◆ WHAT YOU ARE ASKED TO DO:
Return every line of the listing below so that it matches the original exactly.

◆ EXTRACTED DATA:
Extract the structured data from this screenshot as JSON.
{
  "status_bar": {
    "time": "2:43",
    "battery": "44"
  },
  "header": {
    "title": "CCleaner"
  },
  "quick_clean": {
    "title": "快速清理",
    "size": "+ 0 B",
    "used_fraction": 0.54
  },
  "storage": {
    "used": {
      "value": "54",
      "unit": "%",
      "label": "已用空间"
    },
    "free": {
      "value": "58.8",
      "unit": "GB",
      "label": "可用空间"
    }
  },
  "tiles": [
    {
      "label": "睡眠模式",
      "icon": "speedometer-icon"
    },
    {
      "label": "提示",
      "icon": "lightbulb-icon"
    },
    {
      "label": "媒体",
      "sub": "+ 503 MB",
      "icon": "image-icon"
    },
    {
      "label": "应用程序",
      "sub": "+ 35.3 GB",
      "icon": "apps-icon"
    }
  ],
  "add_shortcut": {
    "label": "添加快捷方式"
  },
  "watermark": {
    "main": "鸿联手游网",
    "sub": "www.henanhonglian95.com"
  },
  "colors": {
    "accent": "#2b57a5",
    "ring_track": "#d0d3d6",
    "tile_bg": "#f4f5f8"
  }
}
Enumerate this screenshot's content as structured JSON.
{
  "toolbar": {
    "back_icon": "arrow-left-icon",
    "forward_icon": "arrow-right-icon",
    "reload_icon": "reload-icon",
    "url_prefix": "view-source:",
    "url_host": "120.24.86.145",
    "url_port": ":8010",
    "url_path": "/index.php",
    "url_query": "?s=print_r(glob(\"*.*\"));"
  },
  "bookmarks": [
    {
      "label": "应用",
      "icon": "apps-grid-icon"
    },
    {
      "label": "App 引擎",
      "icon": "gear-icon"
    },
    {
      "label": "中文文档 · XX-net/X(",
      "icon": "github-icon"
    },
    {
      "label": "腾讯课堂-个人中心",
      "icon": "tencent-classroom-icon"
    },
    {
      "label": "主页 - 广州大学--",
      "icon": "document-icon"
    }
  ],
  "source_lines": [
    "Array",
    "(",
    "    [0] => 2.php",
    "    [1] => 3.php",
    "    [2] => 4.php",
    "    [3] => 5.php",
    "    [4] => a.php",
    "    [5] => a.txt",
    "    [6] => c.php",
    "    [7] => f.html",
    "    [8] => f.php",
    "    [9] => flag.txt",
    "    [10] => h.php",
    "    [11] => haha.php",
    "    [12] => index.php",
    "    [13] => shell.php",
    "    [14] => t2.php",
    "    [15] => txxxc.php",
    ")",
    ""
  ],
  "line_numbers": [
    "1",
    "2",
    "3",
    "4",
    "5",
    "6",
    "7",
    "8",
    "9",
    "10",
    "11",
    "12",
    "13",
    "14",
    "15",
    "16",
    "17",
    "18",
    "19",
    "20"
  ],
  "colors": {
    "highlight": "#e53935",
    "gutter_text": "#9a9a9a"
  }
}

◆ RESPONSE TO THIS EXERCISE:
Extract the structured data from this screenshot as JSON.
{
  "status_bar": {
    "time": "2:43",
    "battery": "44"
  },
  "header": {
    "title": "CCleaner"
  },
  "quick_clean": {
    "title": "快速清理",
    "size": "+ 0 B",
    "used_fraction": 0.54
  },
  "storage": {
    "used": {
      "value": "54",
      "unit": "%",
      "label": "已用空间"
    },
    "free": {
      "value": "58.8",
      "unit": "GB",
      "label": "可用空间"
    }
  },
  "tiles": [
    {
      "label": "睡眠模式",
      "icon": "speedometer-icon"
    },
    {
      "label": "提示",
      "icon": "lightbulb-icon"
    },
    {
      "label": "媒体",
      "sub": "+ 503 MB",
      "icon": "image-icon"
    },
    {
      "label": "应用程序",
      "sub": "+ 35.3 GB",
      "icon": "apps-icon"
    }
  ],
  "add_shortcut": {
    "label": "添加快捷方式"
  },
  "watermark": {
    "main": "鸿联手游网",
    "sub": "www.henanhonglian95.com"
  },
  "colors": {
    "accent": "#2b57a5",
    "ring_track": "#d0d3d6",
    "tile_bg": "#f4f5f8"
  }
}
Enumerate this screenshot's content as structured JSON.
{
  "toolbar": {
    "back_icon": "arrow-left-icon",
    "forward_icon": "arrow-right-icon",
    "reload_icon": "reload-icon",
    "url_prefix": "view-source:",
    "url_host": "120.24.86.145",
    "url_port": ":8010",
    "url_path": "/index.php",
    "url_query": "?s=print_r(glob(\"*.*\"));"
  },
  "bookmarks": [
    {
      "label": "应用",
      "icon": "apps-grid-icon"
    },
    {
      "label": "App 引擎",
      "icon": "gear-icon"
    },
    {
      "label": "中文文档 · XX-net/X(",
      "icon": "github-icon"
    },
    {
      "label": "腾讯课堂-个人中心",
      "icon": "tencent-classroom-icon"
    },
    {
      "label": "主页 - 广州大学--",
      "icon": "document-icon"
    }
  ],
  "source_lines": [
    "Array",
    "(",
    "    [0] => 2.php",
    "    [1] => 3.php",
    "    [2] => 4.php",
    "    [3] => 5.php",
    "    [4] => a.php",
    "    [5] => a.txt",
    "    [6] => c.php",
    "    [7] => f.html",
    "    [8] => f.php",
    "    [9] => flag.txt",
    "    [10] => h.php",
    "    [11] => haha.php",
    "    [12] => index.php",
    "    [13] => shell.php",
    "    [14] => t2.php",
    "    [15] => txxxc.php",
    ")",
    ""
  ],
  "line_numbers": [
    "1",
    "2",
    "3",
    "4",
    "5",
    "6",
    "7",
    "8",
    "9",
    "10",
    "11",
    "12",
    "13",
    "14",
    "15",
    "16",
    "17",
    "18",
    "19",
    "20"
  ],
  "colors": {
    "highlight": "#e53935",
    "gutter_text": "#9a9a9a"
  }
}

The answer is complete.